The researchers are advancing the emerging science of plant nanobionics in order to impart new features and functions to plants by use of nanoparticles. Plant systems have already been engineered to detect explosives and transmit that information to a smartphone.
Lighting accounts for about 20 percent of worldwide energy consumption and seemed like a logical target for nanobionics research. "Plants can self-repair, they have their own energy, and they are already adapted to the outdoor environment," Strano says. "We think this is an idea whose time has come. It's a perfect problem for plant nanobionics."
Luciferase, the enzyme that gives fireflies their glow, acts on a molecule called luciferin and results in light emission. Co-enzyme A helps the process along by removing a reaction byproduct that can inhibit luciferase activity.
Use of different nanoparticle carriers allowed each of these elements to target the desired part of the plant and prevented accumulation of potentially toxic concentrations. Silica nanoparticles of 10 nanometers in diameter were assigned to carry luciferase, while slightly larger particles of the polymers PLGA and chitosan ferried luciferin and coenzyme A, respectively. Plants were immersed in solutions containing suspended nanoparticles and then subjected to high pressure, allowing particles to enter leaves through stomata.

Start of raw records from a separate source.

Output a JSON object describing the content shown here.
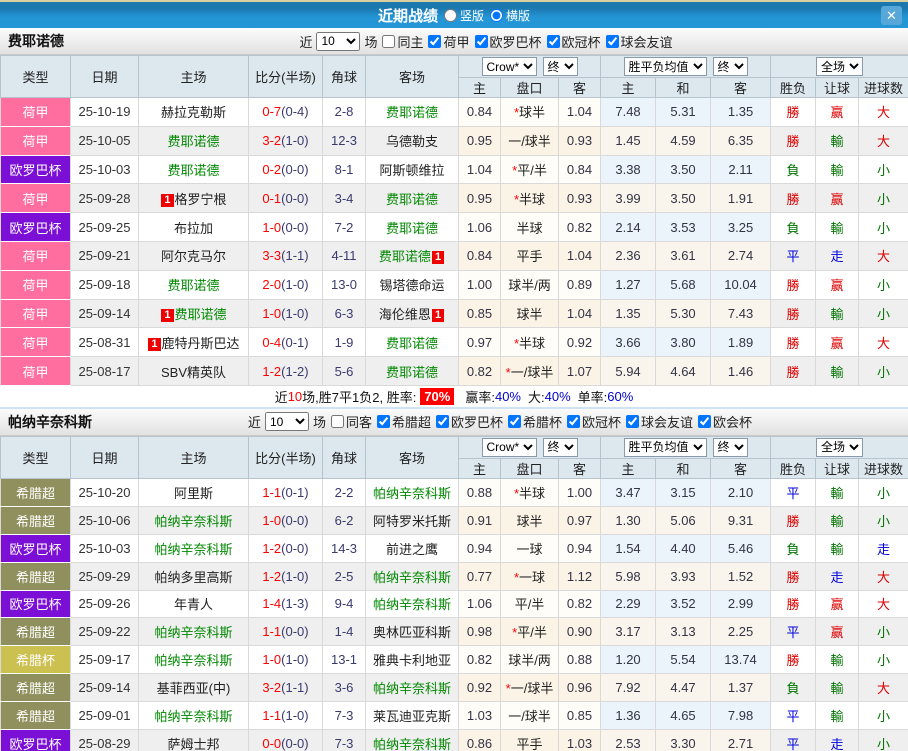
{
  "titlebar": {
    "title": "近期战绩",
    "radio_vertical": "竖版",
    "radio_horizontal": "横版",
    "close_label": "✕"
  },
  "table_header": {
    "type": "类型",
    "date": "日期",
    "home": "主场",
    "score": "比分(半场)",
    "corner": "角球",
    "away": "客场",
    "selects": {
      "odds_source": "Crow*",
      "final_a": "终",
      "avg": "胜平负均值",
      "final_b": "终",
      "scope": "全场"
    },
    "sub": [
      "主",
      "盘口",
      "客",
      "主",
      "和",
      "客",
      "胜负",
      "让球",
      "进球数"
    ]
  },
  "colors": {
    "leagues": {
      "荷甲": "#ff6e9e",
      "欧罗巴杯": "#7b0fd6",
      "希腊超": "#90905e",
      "希腊杯": "#ccc050"
    },
    "result_map": {
      "r": "#dd0000",
      "g": "#007400",
      "b": "#0000dd"
    },
    "score_full": "#ff0000",
    "score_half": "#3a3a6e",
    "subject_team": "#008800",
    "rate_badge_bg": "#ff0000",
    "percent": "#0000cc",
    "titlebar_bg": "#2496d6"
  },
  "sections": [
    {
      "team": "费耶诺德",
      "filter": {
        "near": "近",
        "count": "10",
        "games": "场",
        "same": "同主",
        "same_checked": false,
        "leagues": [
          "荷甲",
          "欧罗巴杯",
          "欧冠杯",
          "球会友谊"
        ]
      },
      "rows": [
        {
          "league": "荷甲",
          "date": "25-10-19",
          "home": "赫拉克勒斯",
          "home_subject": false,
          "home_cards": 0,
          "score": "0-7",
          "half": "(0-4)",
          "corner": "2-8",
          "away": "费耶诺德",
          "away_subject": true,
          "away_cards": 0,
          "ah": [
            "0.84",
            "球半",
            "1.04"
          ],
          "ah_star": true,
          "avg": [
            "7.48",
            "5.31",
            "1.35"
          ],
          "results": [
            [
              "勝",
              "r"
            ],
            [
              "赢",
              "r"
            ],
            [
              "大",
              "r"
            ]
          ]
        },
        {
          "league": "荷甲",
          "date": "25-10-05",
          "home": "费耶诺德",
          "home_subject": true,
          "home_cards": 0,
          "score": "3-2",
          "half": "(1-0)",
          "corner": "12-3",
          "away": "乌德勒支",
          "away_subject": false,
          "away_cards": 0,
          "ah": [
            "0.95",
            "一/球半",
            "0.93"
          ],
          "ah_star": false,
          "avg": [
            "1.45",
            "4.59",
            "6.35"
          ],
          "results": [
            [
              "勝",
              "r"
            ],
            [
              "輸",
              "g"
            ],
            [
              "大",
              "r"
            ]
          ]
        },
        {
          "league": "欧罗巴杯",
          "date": "25-10-03",
          "home": "费耶诺德",
          "home_subject": true,
          "home_cards": 0,
          "score": "0-2",
          "half": "(0-0)",
          "corner": "8-1",
          "away": "阿斯顿维拉",
          "away_subject": false,
          "away_cards": 0,
          "ah": [
            "1.04",
            "平/半",
            "0.84"
          ],
          "ah_star": true,
          "avg": [
            "3.38",
            "3.50",
            "2.11"
          ],
          "results": [
            [
              "負",
              "g"
            ],
            [
              "輸",
              "g"
            ],
            [
              "小",
              "g"
            ]
          ]
        },
        {
          "league": "荷甲",
          "date": "25-09-28",
          "home": "格罗宁根",
          "home_subject": false,
          "home_cards": 1,
          "score": "0-1",
          "half": "(0-0)",
          "corner": "3-4",
          "away": "费耶诺德",
          "away_subject": true,
          "away_cards": 0,
          "ah": [
            "0.95",
            "半球",
            "0.93"
          ],
          "ah_star": true,
          "avg": [
            "3.99",
            "3.50",
            "1.91"
          ],
          "results": [
            [
              "勝",
              "r"
            ],
            [
              "赢",
              "r"
            ],
            [
              "小",
              "g"
            ]
          ]
        },
        {
          "league": "欧罗巴杯",
          "date": "25-09-25",
          "home": "布拉加",
          "home_subject": false,
          "home_cards": 0,
          "score": "1-0",
          "half": "(0-0)",
          "corner": "7-2",
          "away": "费耶诺德",
          "away_subject": true,
          "away_cards": 0,
          "ah": [
            "1.06",
            "半球",
            "0.82"
          ],
          "ah_star": false,
          "avg": [
            "2.14",
            "3.53",
            "3.25"
          ],
          "results": [
            [
              "負",
              "g"
            ],
            [
              "輸",
              "g"
            ],
            [
              "小",
              "g"
            ]
          ]
        },
        {
          "league": "荷甲",
          "date": "25-09-21",
          "home": "阿尔克马尔",
          "home_subject": false,
          "home_cards": 0,
          "score": "3-3",
          "half": "(1-1)",
          "corner": "4-11",
          "away": "费耶诺德",
          "away_subject": true,
          "away_cards": 1,
          "ah": [
            "0.84",
            "平手",
            "1.04"
          ],
          "ah_star": false,
          "avg": [
            "2.36",
            "3.61",
            "2.74"
          ],
          "results": [
            [
              "平",
              "b"
            ],
            [
              "走",
              "b"
            ],
            [
              "大",
              "r"
            ]
          ]
        },
        {
          "league": "荷甲",
          "date": "25-09-18",
          "home": "费耶诺德",
          "home_subject": true,
          "home_cards": 0,
          "score": "2-0",
          "half": "(1-0)",
          "corner": "13-0",
          "away": "锡塔德命运",
          "away_subject": false,
          "away_cards": 0,
          "ah": [
            "1.00",
            "球半/两",
            "0.89"
          ],
          "ah_star": false,
          "avg": [
            "1.27",
            "5.68",
            "10.04"
          ],
          "results": [
            [
              "勝",
              "r"
            ],
            [
              "赢",
              "r"
            ],
            [
              "小",
              "g"
            ]
          ]
        },
        {
          "league": "荷甲",
          "date": "25-09-14",
          "home": "费耶诺德",
          "home_subject": true,
          "home_cards": 1,
          "score": "1-0",
          "half": "(1-0)",
          "corner": "6-3",
          "away": "海伦维恩",
          "away_subject": false,
          "away_cards": 1,
          "ah": [
            "0.85",
            "球半",
            "1.04"
          ],
          "ah_star": false,
          "avg": [
            "1.35",
            "5.30",
            "7.43"
          ],
          "results": [
            [
              "勝",
              "r"
            ],
            [
              "輸",
              "g"
            ],
            [
              "小",
              "g"
            ]
          ]
        },
        {
          "league": "荷甲",
          "date": "25-08-31",
          "home": "鹿特丹斯巴达",
          "home_subject": false,
          "home_cards": 1,
          "score": "0-4",
          "half": "(0-1)",
          "corner": "1-9",
          "away": "费耶诺德",
          "away_subject": true,
          "away_cards": 0,
          "ah": [
            "0.97",
            "半球",
            "0.92"
          ],
          "ah_star": true,
          "avg": [
            "3.66",
            "3.80",
            "1.89"
          ],
          "results": [
            [
              "勝",
              "r"
            ],
            [
              "赢",
              "r"
            ],
            [
              "大",
              "r"
            ]
          ]
        },
        {
          "league": "荷甲",
          "date": "25-08-17",
          "home": "SBV精英队",
          "home_subject": false,
          "home_cards": 0,
          "score": "1-2",
          "half": "(1-2)",
          "corner": "5-6",
          "away": "费耶诺德",
          "away_subject": true,
          "away_cards": 0,
          "ah": [
            "0.82",
            "一/球半",
            "1.07"
          ],
          "ah_star": true,
          "avg": [
            "5.94",
            "4.64",
            "1.46"
          ],
          "results": [
            [
              "勝",
              "r"
            ],
            [
              "輸",
              "g"
            ],
            [
              "小",
              "g"
            ]
          ]
        }
      ],
      "summary": {
        "pre": "近",
        "count": "10",
        "text": "场,胜7平1负2, 胜率:",
        "rate": "70%",
        "stats": [
          {
            "label": "赢率:",
            "value": "40%"
          },
          {
            "label": "大:",
            "value": "40%"
          },
          {
            "label": "单率:",
            "value": "60%"
          }
        ]
      }
    },
    {
      "team": "帕纳辛奈科斯",
      "filter": {
        "near": "近",
        "count": "10",
        "games": "场",
        "same": "同客",
        "same_checked": false,
        "leagues": [
          "希腊超",
          "欧罗巴杯",
          "希腊杯",
          "欧冠杯",
          "球会友谊",
          "欧会杯"
        ]
      },
      "rows": [
        {
          "league": "希腊超",
          "date": "25-10-20",
          "home": "阿里斯",
          "home_subject": false,
          "home_cards": 0,
          "score": "1-1",
          "half": "(0-1)",
          "corner": "2-2",
          "away": "帕纳辛奈科斯",
          "away_subject": true,
          "away_cards": 0,
          "ah": [
            "0.88",
            "半球",
            "1.00"
          ],
          "ah_star": true,
          "avg": [
            "3.47",
            "3.15",
            "2.10"
          ],
          "results": [
            [
              "平",
              "b"
            ],
            [
              "輸",
              "g"
            ],
            [
              "小",
              "g"
            ]
          ]
        },
        {
          "league": "希腊超",
          "date": "25-10-06",
          "home": "帕纳辛奈科斯",
          "home_subject": true,
          "home_cards": 0,
          "score": "1-0",
          "half": "(0-0)",
          "corner": "6-2",
          "away": "阿特罗米托斯",
          "away_subject": false,
          "away_cards": 0,
          "ah": [
            "0.91",
            "球半",
            "0.97"
          ],
          "ah_star": false,
          "avg": [
            "1.30",
            "5.06",
            "9.31"
          ],
          "results": [
            [
              "勝",
              "r"
            ],
            [
              "輸",
              "g"
            ],
            [
              "小",
              "g"
            ]
          ]
        },
        {
          "league": "欧罗巴杯",
          "date": "25-10-03",
          "home": "帕纳辛奈科斯",
          "home_subject": true,
          "home_cards": 0,
          "score": "1-2",
          "half": "(0-0)",
          "corner": "14-3",
          "away": "前进之鹰",
          "away_subject": false,
          "away_cards": 0,
          "ah": [
            "0.94",
            "一球",
            "0.94"
          ],
          "ah_star": false,
          "avg": [
            "1.54",
            "4.40",
            "5.46"
          ],
          "results": [
            [
              "負",
              "g"
            ],
            [
              "輸",
              "g"
            ],
            [
              "走",
              "b"
            ]
          ]
        },
        {
          "league": "希腊超",
          "date": "25-09-29",
          "home": "帕纳多里高斯",
          "home_subject": false,
          "home_cards": 0,
          "score": "1-2",
          "half": "(1-0)",
          "corner": "2-5",
          "away": "帕纳辛奈科斯",
          "away_subject": true,
          "away_cards": 0,
          "ah": [
            "0.77",
            "一球",
            "1.12"
          ],
          "ah_star": true,
          "avg": [
            "5.98",
            "3.93",
            "1.52"
          ],
          "results": [
            [
              "勝",
              "r"
            ],
            [
              "走",
              "b"
            ],
            [
              "大",
              "r"
            ]
          ]
        },
        {
          "league": "欧罗巴杯",
          "date": "25-09-26",
          "home": "年青人",
          "home_subject": false,
          "home_cards": 0,
          "score": "1-4",
          "half": "(1-3)",
          "corner": "9-4",
          "away": "帕纳辛奈科斯",
          "away_subject": true,
          "away_cards": 0,
          "ah": [
            "1.06",
            "平/半",
            "0.82"
          ],
          "ah_star": false,
          "avg": [
            "2.29",
            "3.52",
            "2.99"
          ],
          "results": [
            [
              "勝",
              "r"
            ],
            [
              "赢",
              "r"
            ],
            [
              "大",
              "r"
            ]
          ]
        },
        {
          "league": "希腊超",
          "date": "25-09-22",
          "home": "帕纳辛奈科斯",
          "home_subject": true,
          "home_cards": 0,
          "score": "1-1",
          "half": "(0-0)",
          "corner": "1-4",
          "away": "奥林匹亚科斯",
          "away_subject": false,
          "away_cards": 0,
          "ah": [
            "0.98",
            "平/半",
            "0.90"
          ],
          "ah_star": true,
          "avg": [
            "3.17",
            "3.13",
            "2.25"
          ],
          "results": [
            [
              "平",
              "b"
            ],
            [
              "赢",
              "r"
            ],
            [
              "小",
              "g"
            ]
          ]
        },
        {
          "league": "希腊杯",
          "date": "25-09-17",
          "home": "帕纳辛奈科斯",
          "home_subject": true,
          "home_cards": 0,
          "score": "1-0",
          "half": "(1-0)",
          "corner": "13-1",
          "away": "雅典卡利地亚",
          "away_subject": false,
          "away_cards": 0,
          "ah": [
            "0.82",
            "球半/两",
            "0.88"
          ],
          "ah_star": false,
          "avg": [
            "1.20",
            "5.54",
            "13.74"
          ],
          "results": [
            [
              "勝",
              "r"
            ],
            [
              "輸",
              "g"
            ],
            [
              "小",
              "g"
            ]
          ]
        },
        {
          "league": "希腊超",
          "date": "25-09-14",
          "home": "基菲西亚(中)",
          "home_subject": false,
          "home_cards": 0,
          "score": "3-2",
          "half": "(1-1)",
          "corner": "3-6",
          "away": "帕纳辛奈科斯",
          "away_subject": true,
          "away_cards": 0,
          "ah": [
            "0.92",
            "一/球半",
            "0.96"
          ],
          "ah_star": true,
          "avg": [
            "7.92",
            "4.47",
            "1.37"
          ],
          "results": [
            [
              "負",
              "g"
            ],
            [
              "輸",
              "g"
            ],
            [
              "大",
              "r"
            ]
          ]
        },
        {
          "league": "希腊超",
          "date": "25-09-01",
          "home": "帕纳辛奈科斯",
          "home_subject": true,
          "home_cards": 0,
          "score": "1-1",
          "half": "(1-0)",
          "corner": "7-3",
          "away": "莱瓦迪亚克斯",
          "away_subject": false,
          "away_cards": 0,
          "ah": [
            "1.03",
            "一/球半",
            "0.85"
          ],
          "ah_star": false,
          "avg": [
            "1.36",
            "4.65",
            "7.98"
          ],
          "results": [
            [
              "平",
              "b"
            ],
            [
              "輸",
              "g"
            ],
            [
              "小",
              "g"
            ]
          ]
        },
        {
          "league": "欧罗巴杯",
          "date": "25-08-29",
          "home": "萨姆士邦",
          "home_subject": false,
          "home_cards": 0,
          "score": "0-0",
          "half": "(0-0)",
          "corner": "7-3",
          "away": "帕纳辛奈科斯",
          "away_subject": true,
          "away_cards": 0,
          "ah": [
            "0.86",
            "平手",
            "1.03"
          ],
          "ah_star": false,
          "avg": [
            "2.53",
            "3.30",
            "2.71"
          ],
          "results": [
            [
              "平",
              "b"
            ],
            [
              "走",
              "b"
            ],
            [
              "小",
              "g"
            ]
          ]
        }
      ]
    }
  ]
}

Particles releasing luciferin and coenzyme A were designed to accumulate in the extracellular space of the mesophyll, an inner layer of the leaf, while the smaller particles carrying luciferase enter the cells that make up the mesophyll. The PLGA particles gradually release luciferin, which then enters the plant cells, where luciferase performs the chemical reaction that makes luciferin glow.
Initial efforts yielded plants that could glow for about 45 minutes, a duration recently extended to 3.5 hours. The light generated by one 10-centimeter watercress seedling is about one-thousandth of the amount needed to read by, but the researchers believe they can boost the light emitted, and its duration, by further optimizing concentration and release rates of the components.
This approach has also been demonstrated with arugula, kale and spinach. The researchers have also turned the light off by adding nanoparticles carrying a luciferase inhibitor. This might lead to plants that shut off their light emission in response to environmental conditions such as sunlight.
Development of a means to paint or spray nanoparticles onto plant leaves could make it possible to transform trees and other large plants into light sources.